The defeat of Nazi Germany and of Imperial Japan gave the people of those countries a fresh start. They were able to participate in the creation of a new national ethos, a new government, and a new role in an international community. They accepted responsibility for their prior government’s actions, they accepted their own national borders, and they took part in creating a constructive role for their country in the broader international community.

The Russian people should be given the same chance. They deserve to live in a free and just society; to have a say over who runs their government; and to share in the benefits of an open and prosperous global community. They should know that the world is not against them, but

indeed holds out great warmth and hope for their future. The West must communicate its support for these ambitions for the Russian people.

Many Russians are fleeing their country already. They seek to preserve their lives, their wealth, their families, and their opportunities for the future. The West should adopt policies intended to reach out to the Russian people and show that (unlike their own government) we have friendly intentions toward them, if not their governing elite. For example:

Increase investments in Russian-language broadcasting (e.g., Dozhd, Current Time) that offers Russians genuine news information and a balanced view of the West;

Support student and exchange visitor visas for those Russians renouncing Putinism;

Support the Russian political opposition in exile;

Offer residency to wealthy Russians if they honestly declare all assets, and cooperate with law enforcement in tracking down and squeezing the finances of the Putin regime; and

Articulate clearly — through a speech by the President or Secretary of State — the positive attitude of the West toward the Russian people, while making clear our objections and opposition to the criminal behavior of the Russian regime.

The West must also be clear, however, that to achieve these aspirations, the Russian people must confront and take responsibility for the crimes committed in their name by Vladimir Putin. Indeed, a special Ukraine war crimes tribunal is needed to assign specific personal responsibility. The Russian people need a reconciliation with history, just as the German and Japanese people did after World War II. Short-circuiting this step, and re-engaging with Putin’s Russia without such a reconciliation will only perpetuate the problem of an aggrieved and aggressive Russia.

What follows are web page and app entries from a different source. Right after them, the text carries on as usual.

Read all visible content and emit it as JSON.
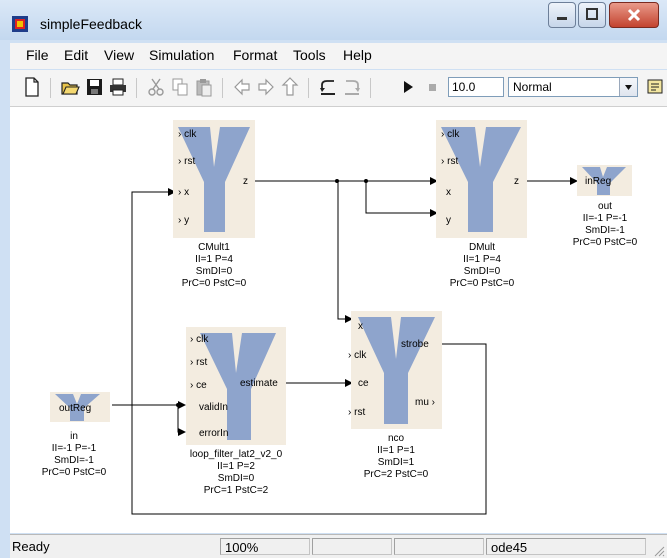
{
  "window": {
    "title": "simpleFeedback"
  },
  "menu": [
    "File",
    "Edit",
    "View",
    "Simulation",
    "Format",
    "Tools",
    "Help"
  ],
  "toolbar": {
    "stop_time": "10.0",
    "sim_mode": "Normal"
  },
  "blocks": {
    "cmult1": {
      "name": "CMult1",
      "ports_in": [
        "clk",
        "rst",
        "x",
        "y"
      ],
      "ports_out": [
        "z"
      ],
      "info": [
        "II=1 P=4",
        "SmDI=0",
        "PrC=0 PstC=0"
      ]
    },
    "dmult": {
      "name": "DMult",
      "ports_in": [
        "clk",
        "rst",
        "x",
        "y"
      ],
      "ports_out": [
        "z"
      ],
      "info": [
        "II=1 P=4",
        "SmDI=0",
        "PrC=0 PstC=0"
      ]
    },
    "out": {
      "name": "out",
      "ports_in": [
        "inReg"
      ],
      "info": [
        "II=-1 P=-1",
        "SmDI=-1",
        "PrC=0 PstC=0"
      ]
    },
    "in": {
      "name": "in",
      "ports_out": [
        "outReg"
      ],
      "info": [
        "II=-1 P=-1",
        "SmDI=-1",
        "PrC=0 PstC=0"
      ]
    },
    "loop_filter": {
      "name": "loop_filter_lat2_v2_0",
      "ports_in": [
        "clk",
        "rst",
        "ce",
        "validIn",
        "errorIn"
      ],
      "ports_out": [
        "estimate"
      ],
      "info": [
        "II=1 P=2",
        "SmDI=0",
        "PrC=1 PstC=2"
      ]
    },
    "nco": {
      "name": "nco",
      "ports_in": [
        "x",
        "clk",
        "ce",
        "rst"
      ],
      "ports_out": [
        "strobe",
        "mu"
      ],
      "info": [
        "II=1 P=1",
        "SmDI=1",
        "PrC=2 PstC=0"
      ]
    }
  },
  "status": {
    "text": "Ready",
    "zoom": "100%",
    "solver": "ode45"
  },
  "colors": {
    "block_bg": "#f3ece0",
    "block_glyph": "#8ea4cc",
    "title_bg": "#cfe0f3"
  }
}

There was no such reconciliation after the fall of the Soviet Union. Rather than denounce the crimes of the Soviet Union, Putin’s Russia has resurrected the myth of Stalin and glossed over the Holodomor, the USSR’s joint culpability for World War II, the gulag archipelago, the invasions of Hungary and Czechoslovakia, martial law in Poland, and more. The result is an authoritarian and revanchist Russia that feels justified in attacking its neighbors, and which will do so again if given the chance. It is a far cry from a Russia that is capable of living in peace with, and – one daresay – respecting its neighbors.

As long as President Putin remains in charge, Russia will continue its unsatisfied imperial quest. It will deny the identity and legitimacy of its neighbors, and thereby justify the theft of their territory and the slaughter of their people. No one in Europe or the United States should be comfortable with such an outcome.

Russia’s defeat, its change of leadership, and its acceptance of responsibility for war crimes and of living within its own borders, is a necessary precondition to establishing the normal relations so many in the West desire.

This is the third in a series of four essays outlining a Western strategy for Ukraine in the months and years ahead. They address: rebuilding the Ukrainian economy; winning the war; a long-term

perspective on Russia; and a long-term perspective on completing a Europe whole, free and at peace.


Ambassador Kurt Volker is a Distinguished Fellow at the Center for European Policy Analysis. A leading expert in US foreign and national security policy, he served as US Special Representative for Ukraine Negotiations from 2017-2019, and as US Ambassador to NATO from 2008-2009.